PROBLEM DESCRIPTION -
The data below is to be copied exactly, line by line.

DATA EXTRACT -

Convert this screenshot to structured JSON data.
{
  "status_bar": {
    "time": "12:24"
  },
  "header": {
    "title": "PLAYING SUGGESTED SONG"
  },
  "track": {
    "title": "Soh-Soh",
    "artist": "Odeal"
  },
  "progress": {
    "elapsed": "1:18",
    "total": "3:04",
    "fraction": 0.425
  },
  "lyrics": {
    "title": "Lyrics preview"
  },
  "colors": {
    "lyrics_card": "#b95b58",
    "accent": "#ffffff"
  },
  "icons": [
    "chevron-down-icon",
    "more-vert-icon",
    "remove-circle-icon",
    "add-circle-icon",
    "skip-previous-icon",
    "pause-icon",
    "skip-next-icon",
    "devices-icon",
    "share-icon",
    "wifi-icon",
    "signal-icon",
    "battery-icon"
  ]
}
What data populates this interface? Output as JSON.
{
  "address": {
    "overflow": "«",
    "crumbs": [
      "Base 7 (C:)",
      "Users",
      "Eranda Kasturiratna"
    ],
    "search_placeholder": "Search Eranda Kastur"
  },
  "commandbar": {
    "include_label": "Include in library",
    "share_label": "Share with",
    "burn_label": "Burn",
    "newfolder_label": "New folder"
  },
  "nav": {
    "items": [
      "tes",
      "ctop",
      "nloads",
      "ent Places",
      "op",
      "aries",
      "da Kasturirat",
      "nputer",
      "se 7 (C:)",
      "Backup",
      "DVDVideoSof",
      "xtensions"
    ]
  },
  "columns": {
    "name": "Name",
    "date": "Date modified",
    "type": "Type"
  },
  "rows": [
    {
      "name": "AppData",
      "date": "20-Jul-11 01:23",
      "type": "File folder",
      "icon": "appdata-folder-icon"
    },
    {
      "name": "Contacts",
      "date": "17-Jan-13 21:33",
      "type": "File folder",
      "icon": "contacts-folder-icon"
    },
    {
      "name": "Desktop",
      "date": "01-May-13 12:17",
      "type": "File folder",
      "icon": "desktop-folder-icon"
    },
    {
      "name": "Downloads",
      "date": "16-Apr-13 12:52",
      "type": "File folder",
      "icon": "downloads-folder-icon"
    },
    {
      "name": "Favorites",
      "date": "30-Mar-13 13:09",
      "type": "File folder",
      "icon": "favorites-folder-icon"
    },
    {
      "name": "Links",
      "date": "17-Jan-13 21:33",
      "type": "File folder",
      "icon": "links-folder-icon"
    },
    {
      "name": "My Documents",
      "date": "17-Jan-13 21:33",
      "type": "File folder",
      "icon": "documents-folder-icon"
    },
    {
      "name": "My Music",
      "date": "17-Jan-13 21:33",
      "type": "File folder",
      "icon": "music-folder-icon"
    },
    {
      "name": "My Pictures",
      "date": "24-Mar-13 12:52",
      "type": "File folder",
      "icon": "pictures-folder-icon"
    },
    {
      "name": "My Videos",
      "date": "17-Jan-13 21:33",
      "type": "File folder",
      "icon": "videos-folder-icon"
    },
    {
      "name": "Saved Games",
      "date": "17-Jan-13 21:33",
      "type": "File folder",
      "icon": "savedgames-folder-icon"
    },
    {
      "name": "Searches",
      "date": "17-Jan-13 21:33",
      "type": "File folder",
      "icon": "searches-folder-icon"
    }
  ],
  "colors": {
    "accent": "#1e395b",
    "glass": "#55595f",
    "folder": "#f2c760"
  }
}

EXERCISE RESULT -
Convert this screenshot to structured JSON data.
{
  "status_bar": {
    "time": "12:24"
  },
  "header": {
    "title": "PLAYING SUGGESTED SONG"
  },
  "track": {
    "title": "Soh-Soh",
    "artist": "Odeal"
  },
  "progress": {
    "elapsed": "1:18",
    "total": "3:04",
    "fraction": 0.425
  },
  "lyrics": {
    "title": "Lyrics preview"
  },
  "colors": {
    "lyrics_card": "#b95b58",
    "accent": "#ffffff"
  },
  "icons": [
    "chevron-down-icon",
    "more-vert-icon",
    "remove-circle-icon",
    "add-circle-icon",
    "skip-previous-icon",
    "pause-icon",
    "skip-next-icon",
    "devices-icon",
    "share-icon",
    "wifi-icon",
    "signal-icon",
    "battery-icon"
  ]
}
What data populates this interface? Output as JSON.
{
  "address": {
    "overflow": "«",
    "crumbs": [
      "Base 7 (C:)",
      "Users",
      "Eranda Kasturiratna"
    ],
    "search_placeholder": "Search Eranda Kastur"
  },
  "commandbar": {
    "include_label": "Include in library",
    "share_label": "Share with",
    "burn_label": "Burn",
    "newfolder_label": "New folder"
  },
  "nav": {
    "items": [
      "tes",
      "ctop",
      "nloads",
      "ent Places",
      "op",
      "aries",
      "da Kasturirat",
      "nputer",
      "se 7 (C:)",
      "Backup",
      "DVDVideoSof",
      "xtensions"
    ]
  },
  "columns": {
    "name": "Name",
    "date": "Date modified",
    "type": "Type"
  },
  "rows": [
    {
      "name": "AppData",
      "date": "20-Jul-11 01:23",
      "type": "File folder",
      "icon": "appdata-folder-icon"
    },
    {
      "name": "Contacts",
      "date": "17-Jan-13 21:33",
      "type": "File folder",
      "icon": "contacts-folder-icon"
    },
    {
      "name": "Desktop",
      "date": "01-May-13 12:17",
      "type": "File folder",
      "icon": "desktop-folder-icon"
    },
    {
      "name": "Downloads",
      "date": "16-Apr-13 12:52",
      "type": "File folder",
      "icon": "downloads-folder-icon"
    },
    {
      "name": "Favorites",
      "date": "30-Mar-13 13:09",
      "type": "File folder",
      "icon": "favorites-folder-icon"
    },
    {
      "name": "Links",
      "date": "17-Jan-13 21:33",
      "type": "File folder",
      "icon": "links-folder-icon"
    },
    {
      "name": "My Documents",
      "date": "17-Jan-13 21:33",
      "type": "File folder",
      "icon": "documents-folder-icon"
    },
    {
      "name": "My Music",
      "date": "17-Jan-13 21:33",
      "type": "File folder",
      "icon": "music-folder-icon"
    },
    {
      "name": "My Pictures",
      "date": "24-Mar-13 12:52",
      "type": "File folder",
      "icon": "pictures-folder-icon"
    },
    {
      "name": "My Videos",
      "date": "17-Jan-13 21:33",
      "type": "File folder",
      "icon": "videos-folder-icon"
    },
    {
      "name": "Saved Games",
      "date": "17-Jan-13 21:33",
      "type": "File folder",
      "icon": "savedgames-folder-icon"
    },
    {
      "name": "Searches",
      "date": "17-Jan-13 21:33",
      "type": "File folder",
      "icon": "searches-folder-icon"
    }
  ],
  "colors": {
    "accent": "#1e395b",
    "glass": "#55595f",
    "folder": "#f2c760"
  }
}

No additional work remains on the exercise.